  • Mandatory buy-ins and higher failed settlement penalties, which may impact market liquidity
  • Internalised settlement: settlement internalisers – any institution which executes transfer orders on behalf of clients or on its own account other than through a securities settlement system – will have to report (starting July 2019) to the national competent authority of their place of establishment, on a quarterly basis, the aggregated volume and value of all securities transactions which they settle outside securities settlement systems
  • Provision of banking services: the additional prudential rules for CSDs may result in a clearer separation between infrastructure functions and banking services
  • Harmonisation and shortening of settlement cycles: this could lead to further use of standardised settlement messaging services
  • Mandatory LEI (Legal Entity Identifier) use: the mandatory use of LEI should facilitate record keeping, as well as notary and settlement activities

BNP Paribas Securities Services’ view

We believe that this regulation is an important step forward for safer and more integrated post-trade infrastructures and for efficiency of security settlement. It is a crucial element of T2S’ success.

While we support the newly defined settlement discipline framework as it aims to reduce settlement fails without jeopardising market liquidity, we believe settlement discipline rules require strong adaptation from all market participants. We actively participate in ensuring effective implementation of this new framework and work on how to assist clients with this matter.

Key dates

August 2014 – Publication of CSDR in the Official Journal

17 September 2014 – CSDR entered into force

March 2017 – Publication of level 2 measures (excluding settlement discipline) in the Official Journal

September 2017 – Deadline for CSDs to apply for re-authorisation

May 2018 – Publication of European Commission delegated acts on settlement discipline

March 2019 – Entry into force of level 2 legislation on the calculation of cash penalties and internalised settlement
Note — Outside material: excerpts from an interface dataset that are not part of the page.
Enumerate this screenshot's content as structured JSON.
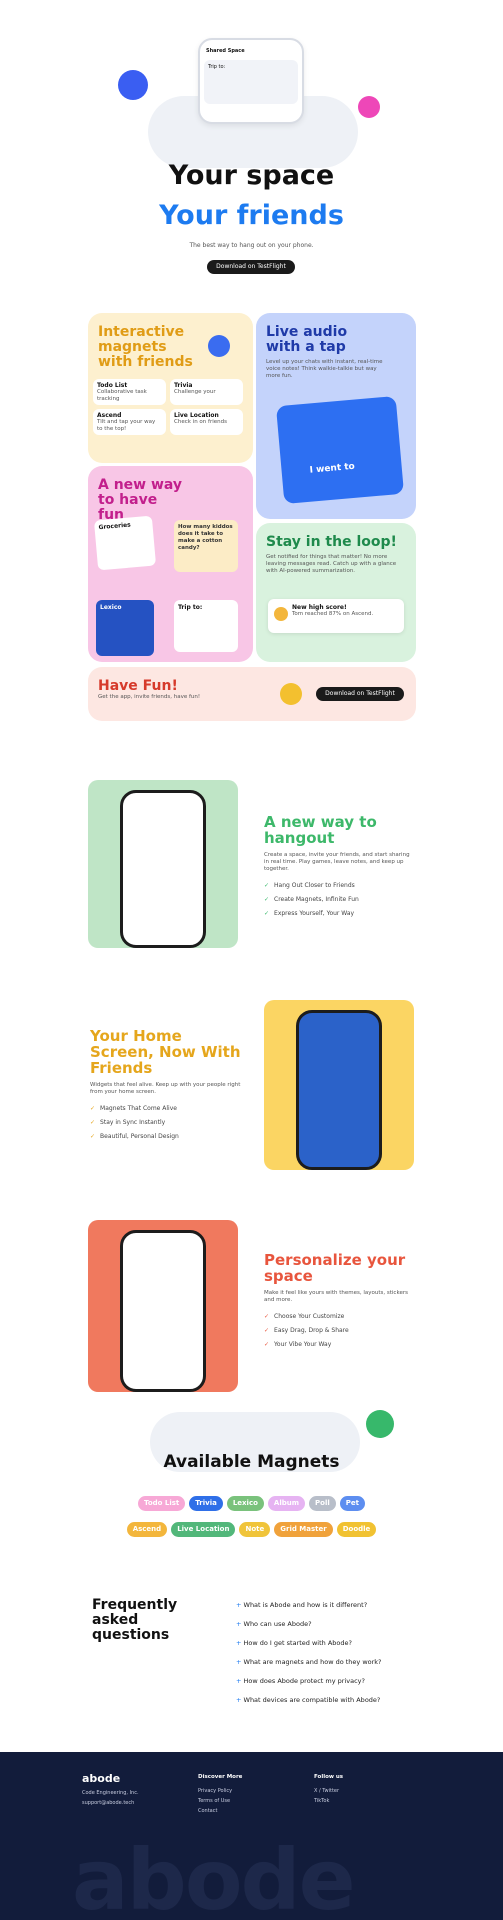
{
  "hero": {
    "title_line1": "Your space",
    "title_line2": "Your friends",
    "subtitle": "The best way to hang out on your phone.",
    "cta": "Download on TestFlight",
    "phone_name": "Shared Space",
    "phone_card": "Trip to:"
  },
  "features": {
    "magnets": {
      "title": "Interactive magnets with friends",
      "items": [
        {
          "name": "Todo List",
          "desc": "Collaborative task tracking"
        },
        {
          "name": "Trivia",
          "desc": "Challenge your"
        },
        {
          "name": "Ascend",
          "desc": "Tilt and tap your way to the top!"
        },
        {
          "name": "Live Location",
          "desc": "Check in on friends"
        }
      ]
    },
    "audio": {
      "title": "Live audio with a tap",
      "desc": "Level up your chats with instant, real-time voice notes! Think walkie-talkie but way more fun.",
      "bubble": "I went to"
    },
    "fun": {
      "title": "A new way to have fun",
      "groceries": "Groceries",
      "trivia_q": "How many kiddos does it take to make a cotton candy?",
      "lexico": "Lexico",
      "trip": "Trip to:"
    },
    "loop": {
      "title": "Stay in the loop!",
      "desc": "Get notified for things that matter! No more leaving messages read. Catch up with a glance with AI-powered summarization.",
      "notif_title": "New high score!",
      "notif_body": "Tom reached 87% on Ascend."
    },
    "havefun": {
      "title": "Have Fun!",
      "desc": "Get the app, invite friends, have fun!",
      "cta": "Download on TestFlight"
    }
  },
  "sections": [
    {
      "title": "A new way to hangout",
      "desc": "Create a space, invite your friends, and start sharing in real time. Play games, leave notes, and keep up together.",
      "points": [
        "Hang Out Closer to Friends",
        "Create Magnets, Infinite Fun",
        "Express Yourself, Your Way"
      ],
      "color": "#3db86a"
    },
    {
      "title": "Your Home Screen, Now With Friends",
      "desc": "Widgets that feel alive. Keep up with your people right from your home screen.",
      "points": [
        "Magnets That Come Alive",
        "Stay in Sync Instantly",
        "Beautiful, Personal Design"
      ],
      "color": "#e5a61c"
    },
    {
      "title": "Personalize your space",
      "desc": "Make it feel like yours with themes, layouts, stickers and more.",
      "points": [
        "Choose Your Customize",
        "Easy Drag, Drop & Share",
        "Your Vibe Your Way"
      ],
      "color": "#e8553d"
    }
  ],
  "magnets": {
    "title": "Available Magnets",
    "row1": [
      {
        "label": "Todo List",
        "color": "#f7a8d6"
      },
      {
        "label": "Trivia",
        "color": "#2f6fe8"
      },
      {
        "label": "Lexico",
        "color": "#7ac27c"
      },
      {
        "label": "Album",
        "color": "#e6b3f2"
      },
      {
        "label": "Poll",
        "color": "#b8bec9"
      },
      {
        "label": "Pet",
        "color": "#5d8ef0"
      }
    ],
    "row2": [
      {
        "label": "Ascend",
        "color": "#f3b63c"
      },
      {
        "label": "Live Location",
        "color": "#52b77a"
      },
      {
        "label": "Note",
        "color": "#f0c43a"
      },
      {
        "label": "Grid Master",
        "color": "#f0a23b"
      },
      {
        "label": "Doodle",
        "color": "#f1c232"
      }
    ]
  },
  "faq": {
    "title": "Frequently asked questions",
    "items": [
      "What is Abode and how is it different?",
      "Who can use Abode?",
      "How do I get started with Abode?",
      "What are magnets and how do they work?",
      "How does Abode protect my privacy?",
      "What devices are compatible with Abode?"
    ]
  },
  "footer": {
    "logo": "abode",
    "company": "Code Engineering, Inc.",
    "email": "support@abode.tech",
    "col1_title": "Discover More",
    "col1": [
      "Privacy Policy",
      "Terms of Use",
      "Contact"
    ],
    "col2_title": "Follow us",
    "col2": [
      "X / Twitter",
      "TikTok"
    ],
    "bg_word": "abode"
  },
  "colors": {
    "blue": "#1d7bf0",
    "footer": "#121c3b"
  }
}
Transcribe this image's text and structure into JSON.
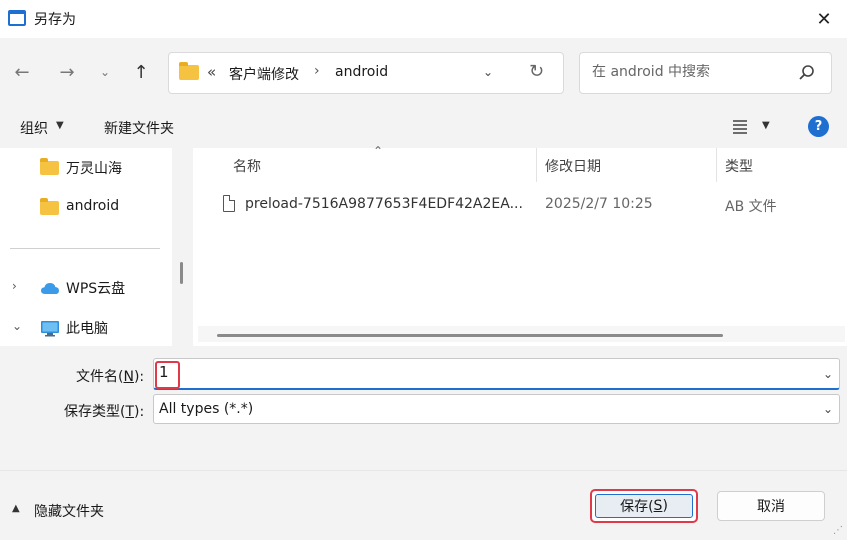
{
  "window": {
    "title": "另存为"
  },
  "nav": {
    "back_icon": "arrow-left-icon",
    "forward_icon": "arrow-right-icon",
    "history_icon": "chevron-down-icon",
    "up_icon": "arrow-up-icon",
    "address": {
      "chevrons": "«",
      "crumbs": [
        "客户端修改",
        "android"
      ],
      "separator": "›"
    },
    "refresh_icon": "refresh-icon",
    "search": {
      "placeholder": "在 android 中搜索"
    }
  },
  "toolbar": {
    "organize": "组织",
    "new_folder": "新建文件夹",
    "help": "?"
  },
  "sidebar": {
    "items": [
      {
        "label": "万灵山海",
        "icon": "folder-icon"
      },
      {
        "label": "android",
        "icon": "folder-icon"
      },
      {
        "label": "WPS云盘",
        "icon": "cloud-icon",
        "caret": "›"
      },
      {
        "label": "此电脑",
        "icon": "computer-icon",
        "caret": "⌄"
      }
    ]
  },
  "filelist": {
    "columns": [
      "名称",
      "修改日期",
      "类型"
    ],
    "rows": [
      {
        "name": "preload-7516A9877653F4EDF42A2EA...",
        "date": "2025/2/7 10:25",
        "type": "AB 文件"
      }
    ]
  },
  "form": {
    "filename_label": "文件名(",
    "filename_key": "N",
    "filename_suffix": "):",
    "filename_value": "1",
    "filetype_label": "保存类型(",
    "filetype_key": "T",
    "filetype_suffix": "):",
    "filetype_value": "All types (*.*)"
  },
  "footer": {
    "hide_folders": "隐藏文件夹",
    "save_label": "保存(",
    "save_key": "S",
    "save_suffix": ")",
    "cancel_label": "取消"
  },
  "colors": {
    "accent": "#1e6fd0",
    "highlight_border": "#e0394a",
    "folder": "#f5c242"
  }
}
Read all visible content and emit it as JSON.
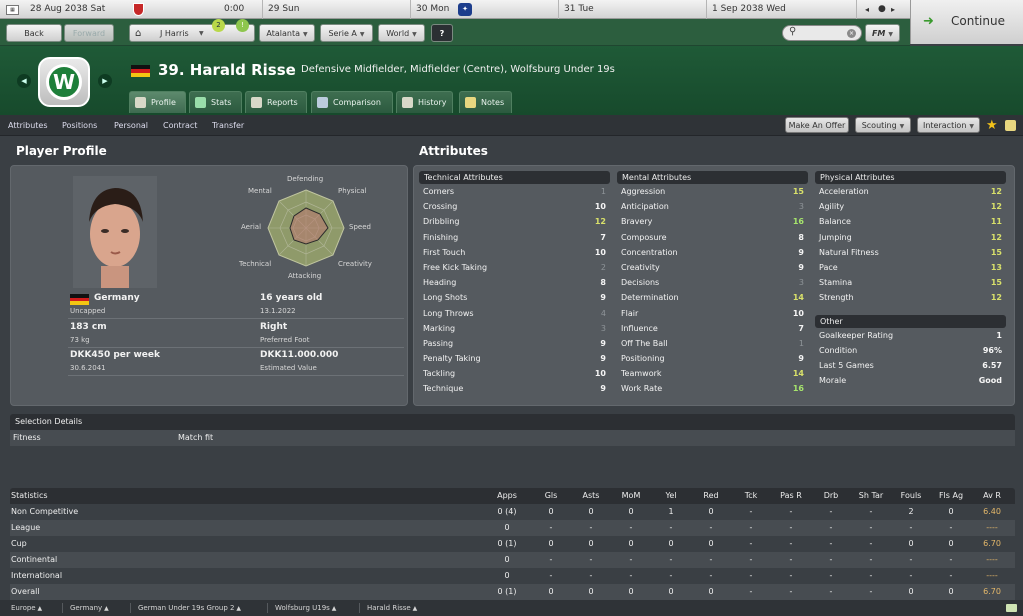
{
  "calendar": {
    "days": [
      {
        "date": "28 Aug 2038",
        "day": "Sat",
        "time": "0:00"
      },
      {
        "date": "29",
        "day": "Sun"
      },
      {
        "date": "30",
        "day": "Mon"
      },
      {
        "date": "31",
        "day": "Tue"
      },
      {
        "date": "1 Sep 2038",
        "day": "Wed"
      }
    ]
  },
  "continue_label": "Continue",
  "nav": {
    "back": "Back",
    "forward": "Forward",
    "manager": "J Harris",
    "badge1": "2",
    "badge2": "!",
    "club": "Atalanta",
    "league": "Serie A",
    "world": "World",
    "fm": "FM"
  },
  "player": {
    "number_name": "39. Harald Risse",
    "description": "Defensive Midfielder, Midfielder (Centre), Wolfsburg Under 19s"
  },
  "club_logo_letter": "W",
  "tabs": [
    "Profile",
    "Stats",
    "Reports",
    "Comparison",
    "History",
    "Notes"
  ],
  "subnav": {
    "items": [
      "Attributes",
      "Positions",
      "Personal",
      "Contract",
      "Transfer"
    ],
    "make_offer": "Make An Offer",
    "scouting": "Scouting",
    "interaction": "Interaction"
  },
  "profile": {
    "title": "Player Profile",
    "radar_labels": {
      "defending": "Defending",
      "physical": "Physical",
      "speed": "Speed",
      "creativity": "Creativity",
      "attacking": "Attacking",
      "technical": "Technical",
      "aerial": "Aerial",
      "mental": "Mental"
    },
    "nationality": "Germany",
    "caps": "Uncapped",
    "age": "16 years old",
    "dob": "13.1.2022",
    "height": "183 cm",
    "weight": "73 kg",
    "foot": "Right",
    "foot_label": "Preferred Foot",
    "wage": "DKK450 per week",
    "contract_end": "30.6.2041",
    "value": "DKK11.000.000",
    "value_label": "Estimated Value"
  },
  "attributes": {
    "title": "Attributes",
    "technical": {
      "title": "Technical Attributes",
      "rows": [
        {
          "name": "Corners",
          "value": "1"
        },
        {
          "name": "Crossing",
          "value": "10"
        },
        {
          "name": "Dribbling",
          "value": "12"
        },
        {
          "name": "Finishing",
          "value": "7"
        },
        {
          "name": "First Touch",
          "value": "10"
        },
        {
          "name": "Free Kick Taking",
          "value": "2"
        },
        {
          "name": "Heading",
          "value": "8"
        },
        {
          "name": "Long Shots",
          "value": "9"
        },
        {
          "name": "Long Throws",
          "value": "4"
        },
        {
          "name": "Marking",
          "value": "3"
        },
        {
          "name": "Passing",
          "value": "9"
        },
        {
          "name": "Penalty Taking",
          "value": "9"
        },
        {
          "name": "Tackling",
          "value": "10"
        },
        {
          "name": "Technique",
          "value": "9"
        }
      ]
    },
    "mental": {
      "title": "Mental Attributes",
      "rows": [
        {
          "name": "Aggression",
          "value": "15"
        },
        {
          "name": "Anticipation",
          "value": "3"
        },
        {
          "name": "Bravery",
          "value": "16"
        },
        {
          "name": "Composure",
          "value": "8"
        },
        {
          "name": "Concentration",
          "value": "9"
        },
        {
          "name": "Creativity",
          "value": "9"
        },
        {
          "name": "Decisions",
          "value": "3"
        },
        {
          "name": "Determination",
          "value": "14"
        },
        {
          "name": "Flair",
          "value": "10"
        },
        {
          "name": "Influence",
          "value": "7"
        },
        {
          "name": "Off The Ball",
          "value": "1"
        },
        {
          "name": "Positioning",
          "value": "9"
        },
        {
          "name": "Teamwork",
          "value": "14"
        },
        {
          "name": "Work Rate",
          "value": "16"
        }
      ]
    },
    "physical": {
      "title": "Physical Attributes",
      "rows": [
        {
          "name": "Acceleration",
          "value": "12"
        },
        {
          "name": "Agility",
          "value": "12"
        },
        {
          "name": "Balance",
          "value": "11"
        },
        {
          "name": "Jumping",
          "value": "12"
        },
        {
          "name": "Natural Fitness",
          "value": "15"
        },
        {
          "name": "Pace",
          "value": "13"
        },
        {
          "name": "Stamina",
          "value": "15"
        },
        {
          "name": "Strength",
          "value": "12"
        }
      ]
    },
    "other": {
      "title": "Other",
      "rows": [
        {
          "name": "Goalkeeper Rating",
          "value": "1"
        },
        {
          "name": "Condition",
          "value": "96%"
        },
        {
          "name": "Last 5 Games",
          "value": "6.57"
        },
        {
          "name": "Morale",
          "value": "Good"
        }
      ]
    }
  },
  "selection": {
    "title": "Selection Details",
    "label": "Fitness",
    "value": "Match fit"
  },
  "statistics": {
    "columns": [
      "Statistics",
      "Apps",
      "Gls",
      "Asts",
      "MoM",
      "Yel",
      "Red",
      "Tck",
      "Pas R",
      "Drb",
      "Sh Tar",
      "Fouls",
      "Fls Ag",
      "Av R"
    ],
    "rows": [
      [
        "Non Competitive",
        "0 (4)",
        "0",
        "0",
        "0",
        "1",
        "0",
        "-",
        "-",
        "-",
        "-",
        "2",
        "0",
        "6.40"
      ],
      [
        "League",
        "0",
        "-",
        "-",
        "-",
        "-",
        "-",
        "-",
        "-",
        "-",
        "-",
        "-",
        "-",
        "----"
      ],
      [
        "Cup",
        "0 (1)",
        "0",
        "0",
        "0",
        "0",
        "0",
        "-",
        "-",
        "-",
        "-",
        "0",
        "0",
        "6.70"
      ],
      [
        "Continental",
        "0",
        "-",
        "-",
        "-",
        "-",
        "-",
        "-",
        "-",
        "-",
        "-",
        "-",
        "-",
        "----"
      ],
      [
        "International",
        "0",
        "-",
        "-",
        "-",
        "-",
        "-",
        "-",
        "-",
        "-",
        "-",
        "-",
        "-",
        "----"
      ],
      [
        "Overall",
        "0 (1)",
        "0",
        "0",
        "0",
        "0",
        "0",
        "-",
        "-",
        "-",
        "-",
        "0",
        "0",
        "6.70"
      ]
    ]
  },
  "breadcrumbs": [
    "Europe",
    "Germany",
    "German Under 19s Group 2",
    "Wolfsburg U19s",
    "Harald Risse"
  ]
}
September 2019 – Start of the revision process of level 1 legislation

1 February 2022 – Expected entry into force of settlement discipline rules